Feeds:
Posts
Comments

Posts Tagged ‘Gwilym Lee’

I know a reasonable amount about the first world war – I’ve got things that used to be called ‘O’ levels and an ‘A’ level in history, after all – but it took this play to make me understand the profound implications of the fragile peace that followed it. This really was an enriching theatrical experience.

Peter Gill’s play is set over six months in 1919. In the first act we meet the middle-class Rawlinson’s – mother Edith, son Leonard & daughter Mabel – and their neighbours and friends and explore what the war meant for each of them. Leonard is a civil servant about to go to Paris to work behind the scenes on what will become the Treaty of Versailles. Mabel and maid Ethel’s boyfriends Hugh and William have returned from the war but friends & neighbours the Chater’s son Gerald hasn’t. Local businessman Geoffrey is raising money for a memorial and trying to woo Leonard’s much younger university friend Constance. Talk turns to current affairs and politics and the issues suddenly seem contemporary – Ireland, the Middle East, Europe…..

In Act II we’re with Leonard and fellow civil servant Henry working on the peace proposals. Leonard is idealistic and passionate whilst Henry just does his job. Leonard becomes disillusioned as he prophesies disastrous consequences of a botched peace where national self-interest and the wish to punish Germany override long- term European security. Leonard begins a dialogue with the dead Gerald Chater and we learn that they were more than friends.

In the third act, Leonard is forced to explain his premature return, issues of class picked up in Act II are developed and the likely outcome of Versailles and changes to come and debated. Mabel tells Hugh she won’t marry him, Constance goes cold on Geoffrey and Edith and the Chater’s just wish things would get back to normal. At this point, the profound impact of this moment in time slaps you in the face.

It’s a slow burn, but in the second act it grabs you and doesn’t let go. You have to work at it – it comes in at 3h 10m with 2 intervals, though I’ve seen plays half as long that don’t sustain their length as well as this.
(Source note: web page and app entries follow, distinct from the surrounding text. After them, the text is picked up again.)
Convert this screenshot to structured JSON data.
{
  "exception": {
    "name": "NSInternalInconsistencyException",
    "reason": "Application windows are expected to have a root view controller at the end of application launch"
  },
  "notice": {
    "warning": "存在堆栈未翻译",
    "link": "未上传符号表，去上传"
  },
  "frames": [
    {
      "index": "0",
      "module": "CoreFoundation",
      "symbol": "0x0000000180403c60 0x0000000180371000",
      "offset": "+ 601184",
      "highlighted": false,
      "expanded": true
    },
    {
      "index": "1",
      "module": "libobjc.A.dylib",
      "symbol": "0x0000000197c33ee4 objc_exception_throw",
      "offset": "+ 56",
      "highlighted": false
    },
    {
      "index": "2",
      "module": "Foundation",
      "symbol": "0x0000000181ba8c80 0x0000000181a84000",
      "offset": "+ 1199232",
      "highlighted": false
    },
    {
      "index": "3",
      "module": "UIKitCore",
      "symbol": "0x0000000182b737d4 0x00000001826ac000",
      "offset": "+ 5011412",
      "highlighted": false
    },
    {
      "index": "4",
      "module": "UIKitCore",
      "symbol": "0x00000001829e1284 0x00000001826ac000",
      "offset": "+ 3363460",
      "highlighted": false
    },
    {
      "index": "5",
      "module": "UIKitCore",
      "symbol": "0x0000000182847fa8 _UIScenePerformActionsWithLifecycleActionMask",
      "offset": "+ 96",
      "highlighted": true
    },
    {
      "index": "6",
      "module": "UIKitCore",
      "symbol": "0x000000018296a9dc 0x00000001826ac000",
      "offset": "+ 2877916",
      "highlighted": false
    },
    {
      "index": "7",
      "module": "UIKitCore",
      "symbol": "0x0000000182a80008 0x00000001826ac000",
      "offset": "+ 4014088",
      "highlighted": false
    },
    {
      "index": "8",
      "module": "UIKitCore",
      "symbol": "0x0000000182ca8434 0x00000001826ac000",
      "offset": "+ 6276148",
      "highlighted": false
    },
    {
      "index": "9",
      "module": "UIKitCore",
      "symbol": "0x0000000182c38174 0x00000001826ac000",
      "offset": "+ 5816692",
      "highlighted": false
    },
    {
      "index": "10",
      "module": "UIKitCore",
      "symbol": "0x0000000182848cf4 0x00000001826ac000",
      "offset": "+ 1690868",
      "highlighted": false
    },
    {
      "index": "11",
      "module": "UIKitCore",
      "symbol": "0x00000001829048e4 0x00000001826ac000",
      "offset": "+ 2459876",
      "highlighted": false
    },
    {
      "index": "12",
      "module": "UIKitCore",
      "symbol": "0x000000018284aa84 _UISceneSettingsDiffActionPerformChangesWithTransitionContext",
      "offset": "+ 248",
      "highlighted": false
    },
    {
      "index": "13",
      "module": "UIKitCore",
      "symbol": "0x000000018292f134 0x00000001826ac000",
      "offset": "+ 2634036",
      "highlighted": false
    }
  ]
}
By the end, my head was so full it almost hurt. Richard Hudson’s period design is elegant and the ensemble is superb. Gwilym Lee is wonderfully passionate as Leonard, well matched with Tom Hughes’ Gerald and Edward Killingback’s Eton toff Henry. Francesca Annis and Barbara Flynn are great as the two matriarchs. It’s a bit invidious to single anyone out really as it’s such a good unstarry cast.

A fascinating, enlightening and timely play which will surely be a contender best new play of 2014.

Read Full Post »

Bloody families…..

A King Lear that comes in at under 3 hours! I have to confess, I can’t see where the cuts are and it makes a big difference to the pacing – this Lear races along. It’s a difficult play for me because I find it hard to understand why Lear rejects Cordelia and don’t find the subsequent relationship breakdown with the other daughters entirely plausible, but it’s still a fascinating and complex play

The Donmar has planks covering the floor, ceiling and all four sides; they’re a distressed white, though it doesn’t take long before there’s blood on the walls – literally (well, stage blood). The only props are the map and a chair; the costumes are excellent. Michael Grandage’s staging and Christopher Oram’s design allow the drama to unfold and the verse to breathe.

This is an exceptionally well cast production. I was particularly impressed by all three Gloucesters – Paul Jesson’s believable journey as the Duke, Alec Newman’s positively evil Edmund and Gwilym Lee’s sympathetic Edgar. The daughters – Gina McKee as Goneril , Justine Mitchell’s Regan and Pippa Bennett-Warner as Cordelia – took a while to get into their stride but in the second half McKee and Mitchell were appropriately vituperative.

I think Derek Jacobi is my 7th Lear – an illustrious list that includes Anthony Hopkins, Robert Stephens, Brian Cox, Ian Holm, Ian McKellen & Pete Postlethwaite – and I’ve liked them all. He’s particularly good at anger – going bright red, croaking and breathless – and grief, but less convincing in the early scenes of madness.

I still haven’t forgiven the Donmar for abandoning the performance one week earlier just 15 minutes into a power cut and then offering no alternative. I owe my second chance to Judith, who knew of my disappointment when offered her cousin Jan’s spare ticket. Huge thanks to both!

I wonder who will be my next Lear……

Read Full Post »